Joan Polka Dot
This is Joan.
(Small girl, black hair, white dress, white background, cutting circles out of cloth)
Most boys liked blue, and girls liked pink. Some girls liked blue, too. Some liked green or yellow. Joan, though, liked polka dots.
“It’s true,” she said. “I do.”
(Face down, sewing polka dots onto dress.)
“That’s not a colour!” other kids protested.
Joan mumbled; “I like polka dots anyway.”
(Joan sewing polka dots onto sheet covering wall, boy doing blue painting and pink dressed girl looking on.)
“Just pick a colour!” her teacher insisted.
“Why?” Joan asked.
“Because!” her teacher huffed.
“Okay… Polka dots.”
(Close-up side-on of teacher face looking down at Joan, who is casually painting polka dots on his face while he talks. Other kids in the background, faces painted in dots. One is crying)
“Why do you like polka dots so much,” the school principle enquired.
“Because life can be grey,” Joan whispered.
“Yes, and?” the principle said.
“Adults are all very serious…”
“Polka dots are fun…”
(Teacher pointing to little Joan, principle standing over her, other two kids in background. Joan has head down, busy sewing polka dots onto principle’s legs and jacket.)
“So you’re the famous polka dot girl,” said the Mayor. “Don’t you know everybody has to have a favourite colour. It’s my job to give people what they want. What would you do if you were me?”
“Hm…” Joan thought.
“I’d have polka dot books and cars…”

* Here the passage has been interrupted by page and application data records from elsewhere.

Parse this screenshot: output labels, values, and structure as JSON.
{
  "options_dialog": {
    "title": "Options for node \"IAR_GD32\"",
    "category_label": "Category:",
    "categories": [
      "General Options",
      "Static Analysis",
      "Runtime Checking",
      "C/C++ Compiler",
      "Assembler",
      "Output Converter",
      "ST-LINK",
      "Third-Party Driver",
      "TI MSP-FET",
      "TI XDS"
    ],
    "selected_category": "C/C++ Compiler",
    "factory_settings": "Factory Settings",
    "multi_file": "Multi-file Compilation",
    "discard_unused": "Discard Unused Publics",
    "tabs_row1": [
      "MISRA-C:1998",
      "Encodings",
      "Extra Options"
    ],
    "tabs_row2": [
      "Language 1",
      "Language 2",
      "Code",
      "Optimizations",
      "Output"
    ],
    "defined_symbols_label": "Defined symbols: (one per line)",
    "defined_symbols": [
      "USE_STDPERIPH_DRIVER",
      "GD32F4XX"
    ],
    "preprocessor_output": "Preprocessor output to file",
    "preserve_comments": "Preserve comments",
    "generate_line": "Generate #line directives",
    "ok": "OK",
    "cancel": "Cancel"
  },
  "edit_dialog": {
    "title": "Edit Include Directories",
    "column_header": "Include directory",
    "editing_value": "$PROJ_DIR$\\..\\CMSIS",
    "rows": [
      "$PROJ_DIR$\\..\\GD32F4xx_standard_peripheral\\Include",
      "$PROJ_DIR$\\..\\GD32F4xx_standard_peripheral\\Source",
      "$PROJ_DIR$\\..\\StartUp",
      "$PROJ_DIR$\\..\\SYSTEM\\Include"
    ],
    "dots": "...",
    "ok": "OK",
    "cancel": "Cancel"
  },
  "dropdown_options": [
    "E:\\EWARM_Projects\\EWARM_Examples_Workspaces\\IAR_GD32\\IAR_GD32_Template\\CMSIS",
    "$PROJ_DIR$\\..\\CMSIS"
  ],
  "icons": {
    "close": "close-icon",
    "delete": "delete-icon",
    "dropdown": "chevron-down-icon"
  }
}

(Cars and books covered in polka dots)
“Polka dot bikes.”
(People in polka dot clothes riding polka dot bikes while wearing polka dot helmets)
“Polka dot cats and dogs.”
“Polka dot street crossings.”
(Kids using it like hopscotch)
“Watch out for that manhole!”
(Person not realising manhole is not another polka dot on the street and falling in it.)
“It wouldn’t take much. We could put our polka dots in the old town cannon, and…” Boom!
(Town, clouds, hill, covered in polka dots)
“That would also be fun.”
(Joan, surrounded by grey pants, looking up. Her dress is now covered in polka dots, cheeks, too. The floor is covered in polka dot cutouts.)
The Prime Minister leaned down. He liked Joan’s imagination a lot.
“But we need that cannon for if a monster attacks,” he said.
(Image of monster coming over hill, people screaming and running.)
“Nobody can stay angry when covered in polka dots,” Joan politely said.
(Monster covered in polka dots, looking embarrassed as people laugh)
“Maybe we could have a polka dot holiday,” the United Nations said. “Just for a day.”
(Joan now surrounded by suits, she is putting polka dots on their shoes)
“Outrageous!” people complained. “We have to have a holiday for the Military.” “And the farmers!” “And the Queen!”
(About four angry people in suits, raging over his and that, while Joan stands on tippy toes and puts polka dots on them)
“Why can’t we have a day to remind us to have fun?” Joan asked.
(Said statues covered in polka dots)
“Blue, pink – why can’t you just pick a colour!?” everybody raged.
“I did,” Joan said. “Polka dots!”
(Joan happily walking away from group of grey people, now covered in polka dots. Joan is dragging her polka-dot sheet, dress covered in polka dots, a few circular polka dots trailing out of her hair.)
“Come around if you want to have fun!”
(Parents using sheets as backdrops, to child’s polka dot table, with polka dot teapot, bunny dolls, and Joan sitting down to polka dot play lunch, around them are polka dots on pot plants, the budgie in the birdcage has polka dots on it, etc… a polka dot backyard.)
(Joan, shyly hugging her little bunny doll in her polka dot backyard, smiling at the reader. Background one big multi-coloured dot)